US stem cell researchers have called for prohibitions on the payment of compensation to egg donors to be removed if an egg shortage crisis is to be avoided. In an article published in Nature last week, Kevin Eggan and Douglas Melton from Harvard University's Stem Cell Institute claim the lack of available eggs is hindering the progress of stem cell research in the US. They explain how researchers are facing difficulties in obtaining human eggs for use in 'therapeutic cloning' because in the states that prohibit researchers to pay egg donors woman are choosing to donate their eggs to fertility clinics instead. Fertility clinics are permitted to pay donors, who can receive up to $10,000 per donation, but some states do not allow payments to be made in cases where eggs are donated for research purposes. In these situations, stem cell researchers must instead rely on 'spare' eggs left over after IVF or on donors to give eggs altruistically.
Eggs are necessary for SCNT - so called 'therapeutic cloning' - which some believe could lead treatments for a number of diseases. The technique involves extracting genetic material from a host patient and inserting it into a human egg which is then fertilised. The resulting embryo, from which stem cells can then be extracted, will be an identical genetic match to the host patient.
There is no federal legislation governing egg donation in the US and it is left up to each state to regulate in this area. The states of California and Massachusetts - both of which have passed measures that allocate state funds to therapeutic cloning (embryonic stem cell (ES cell) research is not federally funded in the US and some states have legislated to ban 'therapeutic cloning' on ethical grounds) - have put in place prohibitions on compensating egg donors. The article suggests these restrictions came about in part as a political compromise to appease opposition when introducing pro-cloning measures.
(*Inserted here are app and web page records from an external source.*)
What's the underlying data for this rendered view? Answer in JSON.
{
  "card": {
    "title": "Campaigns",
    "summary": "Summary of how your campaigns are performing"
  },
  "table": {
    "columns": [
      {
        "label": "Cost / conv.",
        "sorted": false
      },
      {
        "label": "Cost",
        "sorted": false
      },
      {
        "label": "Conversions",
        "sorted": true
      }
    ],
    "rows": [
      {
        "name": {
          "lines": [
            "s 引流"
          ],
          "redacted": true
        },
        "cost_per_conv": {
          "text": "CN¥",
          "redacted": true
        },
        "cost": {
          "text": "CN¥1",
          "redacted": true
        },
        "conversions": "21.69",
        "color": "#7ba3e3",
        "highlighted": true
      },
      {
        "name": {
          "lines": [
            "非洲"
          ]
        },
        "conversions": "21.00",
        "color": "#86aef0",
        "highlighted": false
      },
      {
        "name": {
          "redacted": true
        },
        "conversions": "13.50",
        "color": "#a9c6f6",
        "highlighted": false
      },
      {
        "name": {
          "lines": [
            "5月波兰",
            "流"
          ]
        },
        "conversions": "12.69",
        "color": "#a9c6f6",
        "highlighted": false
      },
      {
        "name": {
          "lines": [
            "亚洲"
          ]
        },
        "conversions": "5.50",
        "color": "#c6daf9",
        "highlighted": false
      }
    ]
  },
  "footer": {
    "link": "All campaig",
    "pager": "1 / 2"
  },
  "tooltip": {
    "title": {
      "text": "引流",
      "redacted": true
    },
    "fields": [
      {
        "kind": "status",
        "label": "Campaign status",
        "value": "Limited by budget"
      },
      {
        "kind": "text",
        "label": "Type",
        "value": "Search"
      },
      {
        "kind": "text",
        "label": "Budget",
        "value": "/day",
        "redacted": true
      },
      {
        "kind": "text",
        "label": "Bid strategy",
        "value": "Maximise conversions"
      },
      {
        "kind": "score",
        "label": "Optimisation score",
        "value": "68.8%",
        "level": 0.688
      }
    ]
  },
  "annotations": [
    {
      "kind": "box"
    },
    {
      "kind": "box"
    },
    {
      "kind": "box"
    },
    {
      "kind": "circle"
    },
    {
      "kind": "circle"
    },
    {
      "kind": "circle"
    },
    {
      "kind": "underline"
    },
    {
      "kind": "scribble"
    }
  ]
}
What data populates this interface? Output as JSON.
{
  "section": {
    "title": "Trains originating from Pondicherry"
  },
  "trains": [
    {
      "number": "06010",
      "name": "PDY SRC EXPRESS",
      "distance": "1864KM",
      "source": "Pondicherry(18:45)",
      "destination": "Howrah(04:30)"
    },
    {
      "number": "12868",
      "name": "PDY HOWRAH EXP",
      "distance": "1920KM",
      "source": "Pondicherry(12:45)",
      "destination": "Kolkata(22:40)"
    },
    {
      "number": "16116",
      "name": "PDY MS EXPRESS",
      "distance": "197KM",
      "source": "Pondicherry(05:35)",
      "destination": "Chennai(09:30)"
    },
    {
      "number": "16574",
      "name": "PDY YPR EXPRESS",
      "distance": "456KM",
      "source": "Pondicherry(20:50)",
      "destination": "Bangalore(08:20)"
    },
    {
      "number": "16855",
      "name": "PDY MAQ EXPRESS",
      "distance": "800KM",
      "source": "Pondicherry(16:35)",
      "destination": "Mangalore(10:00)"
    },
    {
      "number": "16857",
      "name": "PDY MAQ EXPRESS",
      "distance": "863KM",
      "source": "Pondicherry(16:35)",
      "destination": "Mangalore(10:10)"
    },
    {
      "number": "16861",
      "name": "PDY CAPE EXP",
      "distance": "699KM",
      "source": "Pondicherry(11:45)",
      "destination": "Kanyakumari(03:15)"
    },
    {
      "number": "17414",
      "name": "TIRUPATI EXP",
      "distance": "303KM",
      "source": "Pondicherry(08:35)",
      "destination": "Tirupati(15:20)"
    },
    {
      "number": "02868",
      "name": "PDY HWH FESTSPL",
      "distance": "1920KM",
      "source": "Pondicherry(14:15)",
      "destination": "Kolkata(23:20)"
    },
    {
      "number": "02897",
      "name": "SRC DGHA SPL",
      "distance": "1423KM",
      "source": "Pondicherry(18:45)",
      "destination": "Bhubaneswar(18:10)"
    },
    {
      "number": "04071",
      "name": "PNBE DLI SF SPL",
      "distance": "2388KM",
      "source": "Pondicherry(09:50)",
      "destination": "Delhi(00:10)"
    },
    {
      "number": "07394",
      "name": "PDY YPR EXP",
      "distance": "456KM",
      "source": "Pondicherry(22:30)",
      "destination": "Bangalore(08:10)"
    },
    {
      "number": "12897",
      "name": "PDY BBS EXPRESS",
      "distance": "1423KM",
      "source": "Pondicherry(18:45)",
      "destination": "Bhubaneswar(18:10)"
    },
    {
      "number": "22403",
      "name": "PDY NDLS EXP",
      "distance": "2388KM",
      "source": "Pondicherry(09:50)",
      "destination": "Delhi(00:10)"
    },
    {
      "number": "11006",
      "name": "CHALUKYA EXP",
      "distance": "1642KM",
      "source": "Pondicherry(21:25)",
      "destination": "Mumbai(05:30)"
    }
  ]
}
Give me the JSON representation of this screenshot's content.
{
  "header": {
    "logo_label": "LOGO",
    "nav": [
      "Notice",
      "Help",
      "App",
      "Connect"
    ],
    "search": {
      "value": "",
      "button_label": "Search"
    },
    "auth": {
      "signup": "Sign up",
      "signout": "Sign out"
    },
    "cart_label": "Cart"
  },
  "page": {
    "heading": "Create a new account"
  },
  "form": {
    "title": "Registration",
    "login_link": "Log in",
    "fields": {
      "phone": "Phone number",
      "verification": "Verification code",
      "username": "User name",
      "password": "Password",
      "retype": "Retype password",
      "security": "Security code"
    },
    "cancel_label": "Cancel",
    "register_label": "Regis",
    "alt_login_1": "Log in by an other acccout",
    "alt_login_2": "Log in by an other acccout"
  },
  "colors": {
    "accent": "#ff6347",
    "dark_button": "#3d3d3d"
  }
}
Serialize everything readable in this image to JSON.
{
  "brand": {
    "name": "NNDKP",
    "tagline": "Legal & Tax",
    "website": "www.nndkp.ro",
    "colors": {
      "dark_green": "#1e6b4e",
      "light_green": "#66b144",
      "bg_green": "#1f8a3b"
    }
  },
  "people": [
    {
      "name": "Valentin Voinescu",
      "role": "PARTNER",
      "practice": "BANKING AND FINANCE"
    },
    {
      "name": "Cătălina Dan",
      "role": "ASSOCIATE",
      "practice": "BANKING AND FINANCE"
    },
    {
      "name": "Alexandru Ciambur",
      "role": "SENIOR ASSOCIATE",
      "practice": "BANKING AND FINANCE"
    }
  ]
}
In the UK, egg and sperm donors are prohibited from receiving payments by the Human Fertilisation and Embryology Authority (HFEA). Donors may only claim for 'reasonable expenses' incurred during the process. These may include travel costs and loss of wages, but the remuneration is capped at £250 per donation. The HFEA permits 'altruistic' egg donation allowing women to donate eggs solely for scientific research and in July 2006, it approved an egg-sharing initiative offered by offered by the Newcastle NHS Fertility Centre and the North-East England Stem Cell Institute (Nesci). Under these arrangements, women who require fertility treatment are offered money towards the cost of IVF if they choose to donate some of their eggs to research. Similar egg sharing arrangements exist in the US, but there are concerns over the declining quality of eggs as donors become older. Researchers say eggs from females in their early twenties achieve the best cloning success rates but on average women who require fertility treatment tend to be older.
The issue of paying for eggs carries with it practical and ethical concerns. There is a small risk of ovarian hyperstimulation (OHSS) to the donor that some feel is too great to allow woman to assume on altruistic grounds, let along offering a financial incentive to donate. Opponents argue that compensation amounts to the exploitation of poorer donors. There are also concerns about the impact paying for eggs may have on the doctor-patient relationship, as fertility doctors' could face new conflicts of duties arising between the researcher, the patient and the donor.
If 'therapeutic cloning' is to reach its maximum potential, the article suggests, a secure source of eggs is necessary. In the absence of this, alternative methods of creating stem cells genetically matched to the patient may provide an answer. Last year, scientists announced they had managed to 'reprogramme' skins cells creating induced pluripotent stem cell (iPS cells). These cells would have embryonic-like properties and would also be a genetic match to the patient. Until alternative methods are proven to be viable, however, many researchers say that all avenues must be explored.
Sources and References
Egg shortage hits race to clone human stem cells